In 1960, he entered the Lebanese Academy of Fine Arts, but was unable to continue his studies there as he was imprisoned for political reasons soon afterwards.
After his release he moved to Tyre, where he worked as a drawing instructor in the Ja'fariya College.
The writer and political activist Ghassan Kanafani saw some of Naji al-Ali's cartoons on a visit to Ain al-Hilweh and printed the artist's first published drawings along with an accompanying article in Al-Hurriya no. In 1963 Naji al-Ali moved to Kuwait, hoping to save money to study art in Cairo or Rome.
In 1984 he was described by The Guardian as "the nearest thing there is to an Arab public opinion".
They generally deal with the situation of the Palestinian people, depicting suffering and resistance and harshly criticizing the Israeli state and "illegal Israeli occupation," Palestinian leadership, and the Arab regimes.

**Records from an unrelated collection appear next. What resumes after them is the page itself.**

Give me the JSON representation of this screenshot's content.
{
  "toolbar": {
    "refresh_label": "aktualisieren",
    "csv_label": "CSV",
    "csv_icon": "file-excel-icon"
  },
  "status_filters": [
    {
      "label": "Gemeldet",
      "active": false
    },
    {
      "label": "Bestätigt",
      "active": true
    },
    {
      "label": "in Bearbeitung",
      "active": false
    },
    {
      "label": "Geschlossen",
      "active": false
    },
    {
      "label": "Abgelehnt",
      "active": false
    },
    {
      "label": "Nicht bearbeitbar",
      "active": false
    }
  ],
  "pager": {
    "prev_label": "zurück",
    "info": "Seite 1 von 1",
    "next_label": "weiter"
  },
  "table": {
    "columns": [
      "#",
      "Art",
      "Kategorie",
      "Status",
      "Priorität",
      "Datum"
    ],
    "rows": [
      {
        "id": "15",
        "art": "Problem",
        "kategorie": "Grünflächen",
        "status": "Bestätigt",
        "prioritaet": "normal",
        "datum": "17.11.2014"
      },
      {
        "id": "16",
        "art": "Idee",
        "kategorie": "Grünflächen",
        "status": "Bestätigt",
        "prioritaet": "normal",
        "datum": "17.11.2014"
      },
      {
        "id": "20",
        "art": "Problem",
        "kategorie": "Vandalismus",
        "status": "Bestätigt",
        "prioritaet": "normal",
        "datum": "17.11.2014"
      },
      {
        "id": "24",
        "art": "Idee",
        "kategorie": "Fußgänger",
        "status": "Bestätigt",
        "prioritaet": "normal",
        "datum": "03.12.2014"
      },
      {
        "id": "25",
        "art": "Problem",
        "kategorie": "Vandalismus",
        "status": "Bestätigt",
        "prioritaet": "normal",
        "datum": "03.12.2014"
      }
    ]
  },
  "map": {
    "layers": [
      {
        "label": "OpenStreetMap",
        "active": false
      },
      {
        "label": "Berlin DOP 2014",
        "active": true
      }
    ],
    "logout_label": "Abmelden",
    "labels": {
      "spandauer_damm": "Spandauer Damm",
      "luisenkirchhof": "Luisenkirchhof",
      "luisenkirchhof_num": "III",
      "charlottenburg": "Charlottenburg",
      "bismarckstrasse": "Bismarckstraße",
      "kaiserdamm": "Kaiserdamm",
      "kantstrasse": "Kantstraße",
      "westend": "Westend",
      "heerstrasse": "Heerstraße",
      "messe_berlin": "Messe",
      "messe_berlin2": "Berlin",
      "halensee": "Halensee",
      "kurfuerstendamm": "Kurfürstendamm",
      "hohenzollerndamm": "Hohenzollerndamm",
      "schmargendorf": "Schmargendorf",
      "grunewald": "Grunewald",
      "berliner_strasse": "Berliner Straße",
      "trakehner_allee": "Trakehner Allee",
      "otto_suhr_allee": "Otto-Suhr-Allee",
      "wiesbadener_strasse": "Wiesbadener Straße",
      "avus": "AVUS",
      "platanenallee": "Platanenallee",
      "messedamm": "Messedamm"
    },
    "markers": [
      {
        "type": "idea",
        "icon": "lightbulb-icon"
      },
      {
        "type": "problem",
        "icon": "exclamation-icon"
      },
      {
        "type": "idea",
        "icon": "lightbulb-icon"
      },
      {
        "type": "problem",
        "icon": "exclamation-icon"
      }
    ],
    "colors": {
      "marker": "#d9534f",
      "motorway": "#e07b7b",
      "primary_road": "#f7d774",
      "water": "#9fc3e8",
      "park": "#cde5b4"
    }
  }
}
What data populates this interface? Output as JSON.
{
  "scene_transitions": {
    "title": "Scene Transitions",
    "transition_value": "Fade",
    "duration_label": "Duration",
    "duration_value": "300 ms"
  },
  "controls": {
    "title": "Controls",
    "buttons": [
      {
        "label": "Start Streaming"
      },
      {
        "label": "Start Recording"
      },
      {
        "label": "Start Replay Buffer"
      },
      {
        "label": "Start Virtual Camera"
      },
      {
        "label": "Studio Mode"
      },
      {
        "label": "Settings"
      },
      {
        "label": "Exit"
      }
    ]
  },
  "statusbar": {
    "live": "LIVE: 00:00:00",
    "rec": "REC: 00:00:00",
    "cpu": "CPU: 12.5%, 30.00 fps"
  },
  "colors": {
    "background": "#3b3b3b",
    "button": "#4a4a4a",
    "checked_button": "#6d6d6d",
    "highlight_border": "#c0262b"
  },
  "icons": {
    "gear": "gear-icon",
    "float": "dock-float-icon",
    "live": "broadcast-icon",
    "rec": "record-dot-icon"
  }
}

He drew over 40,000 cartoons, which often reflected Palestinian and Arab public opinion and were sharply critical commentaries on Palestinian and Arab politics and political leaders.